In September, the FDA approved a new Opioid Analgesic Risk Evaluation and Mitigation Strategy (REMS) that expands upon the previous (2012) ER/LA Opioid REMS. The new REMS requires training also be made available on immediate-release opioid analgesics and offered to prescribers and nonprescribers alike who are involved in the management of patients with pain. In tandem, the FDA also approved the new Education Blueprint for Health Care Providers Involved in the Treatment and Monitoring of Patients with Pain (Blueprint). The updated Blueprint calls for CE/CME to incorporate the new REMS content, as well as a new, short primer on addiction medicine.
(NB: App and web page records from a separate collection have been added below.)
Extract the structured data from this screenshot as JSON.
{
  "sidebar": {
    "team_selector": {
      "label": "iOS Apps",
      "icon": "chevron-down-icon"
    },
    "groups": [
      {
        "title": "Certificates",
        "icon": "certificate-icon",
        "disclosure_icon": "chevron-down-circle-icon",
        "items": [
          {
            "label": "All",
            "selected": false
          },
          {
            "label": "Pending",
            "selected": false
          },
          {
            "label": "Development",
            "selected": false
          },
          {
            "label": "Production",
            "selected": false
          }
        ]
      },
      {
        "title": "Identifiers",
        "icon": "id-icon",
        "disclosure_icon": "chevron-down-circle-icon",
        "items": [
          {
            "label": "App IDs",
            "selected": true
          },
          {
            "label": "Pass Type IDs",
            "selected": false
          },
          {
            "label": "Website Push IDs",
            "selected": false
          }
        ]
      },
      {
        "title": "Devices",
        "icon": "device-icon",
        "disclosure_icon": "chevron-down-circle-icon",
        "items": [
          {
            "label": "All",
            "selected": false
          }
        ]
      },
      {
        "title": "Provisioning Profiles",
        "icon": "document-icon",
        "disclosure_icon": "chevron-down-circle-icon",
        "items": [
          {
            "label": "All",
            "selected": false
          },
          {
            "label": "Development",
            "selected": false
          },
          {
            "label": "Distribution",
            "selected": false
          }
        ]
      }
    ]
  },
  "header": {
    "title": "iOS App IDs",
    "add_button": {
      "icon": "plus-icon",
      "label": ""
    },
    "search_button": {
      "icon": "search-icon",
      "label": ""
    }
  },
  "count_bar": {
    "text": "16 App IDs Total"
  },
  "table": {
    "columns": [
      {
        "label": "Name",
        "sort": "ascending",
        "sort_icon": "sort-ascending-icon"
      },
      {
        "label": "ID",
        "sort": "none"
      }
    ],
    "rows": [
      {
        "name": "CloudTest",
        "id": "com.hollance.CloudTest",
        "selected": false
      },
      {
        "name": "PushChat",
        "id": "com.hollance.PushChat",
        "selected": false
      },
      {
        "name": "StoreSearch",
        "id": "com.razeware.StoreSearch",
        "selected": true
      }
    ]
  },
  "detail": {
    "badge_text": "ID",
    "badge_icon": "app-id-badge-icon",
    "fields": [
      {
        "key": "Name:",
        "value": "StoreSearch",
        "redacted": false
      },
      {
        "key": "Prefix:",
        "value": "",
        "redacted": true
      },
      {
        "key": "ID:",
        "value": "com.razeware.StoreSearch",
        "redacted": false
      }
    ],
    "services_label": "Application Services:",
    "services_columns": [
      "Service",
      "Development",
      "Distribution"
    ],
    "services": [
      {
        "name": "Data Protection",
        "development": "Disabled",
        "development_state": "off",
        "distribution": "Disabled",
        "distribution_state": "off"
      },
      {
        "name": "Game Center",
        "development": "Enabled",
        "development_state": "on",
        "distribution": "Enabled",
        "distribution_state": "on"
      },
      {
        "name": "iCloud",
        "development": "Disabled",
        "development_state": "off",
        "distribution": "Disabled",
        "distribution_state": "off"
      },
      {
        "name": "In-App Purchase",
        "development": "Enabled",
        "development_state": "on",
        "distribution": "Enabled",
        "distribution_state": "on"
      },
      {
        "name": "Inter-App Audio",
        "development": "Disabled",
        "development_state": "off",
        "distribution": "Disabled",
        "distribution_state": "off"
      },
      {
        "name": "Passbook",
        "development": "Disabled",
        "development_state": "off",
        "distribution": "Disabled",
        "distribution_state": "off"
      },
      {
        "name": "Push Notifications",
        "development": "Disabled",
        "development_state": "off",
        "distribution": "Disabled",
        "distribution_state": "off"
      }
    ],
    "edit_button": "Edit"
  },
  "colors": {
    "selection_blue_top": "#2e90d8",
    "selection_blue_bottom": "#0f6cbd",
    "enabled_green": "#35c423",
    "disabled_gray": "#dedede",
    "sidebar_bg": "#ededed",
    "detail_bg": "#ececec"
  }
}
The new REMS and Blueprint reflect the FDA’s belief that more health care providers should be educated about the safe use of opioids. In addition to prescribers (which could include physicians, nurse practitioners, physician assistants, and dentists), non-prescribing nurses and pharmacists are now also targeted for education. The Blueprint specifically mentions “all healthcare providers who participate in the treatment and monitoring of patients who receive opioid analgesics”. Whether or not they write or dispense a prescription, these providers can help ensure proper use and appropriate clinical oversight.
On October 24, 2018, President Donald Trump signed into law bipartisan legislation to combat the opioid crisis. The legislation is called The Substance Use-Disorder Prevention that Promotes Opioid Recovery and Treatment (SUPPORT) for Patients and Communities Act.
Energy and Commerce Committee Chairman Greg Walden (R-OR) and Health Subcommittee Chairman Michael C. Burgess, MD (R-TX) issued a statement citing:
“This landmark legislation is the culmination of months of bipartisan work to combat the opioid crisis from every angle. H.R. 6 brings critical support to the communities most desperately in need, provides new tools and resources for those on the front lines of this crisis, and helps stop the flow of deadly drugs across our borders. Rarely can we say that legislation will save lives, but there is no doubt that H.R. 6 will do just that.”
Taken together with other recent legislation and appropriations (the Comprehensive Addiction and Recovery Act, 21st Century Cures Act, $4 billion appropriated in the 2018 omnibus, and $6.7 billion in the recent Defense-Labor-HHS appropriations package), this is the most significant congressional effort against a single drug crisis in history.
The SUPPORT Act’s key tactics fall into four categories:
Treatment and Recovery
- Improve and expand access to treatment and recovery services
- Provide incentives for enhanced care, coordination, and innovation
- Establish comprehensive opioid recovery centers
- Encourage non-addictive opioid alternatives to treat pain
- Improve data to identify and help at-risk patients and families
- Address high prescribing rates while enhancing prescription drug monitoring programs
- Give law enforcement tools to remove dangerous drugs from our communities
- Better intercept illicit opioids at international mail facilities
- Improve access to federal resources for local communities
- Better tackle ever-changing synthetic drugs
- Crack down on foreign shipments of illicit drugs
- Provide grants for local communities to combat fentanyl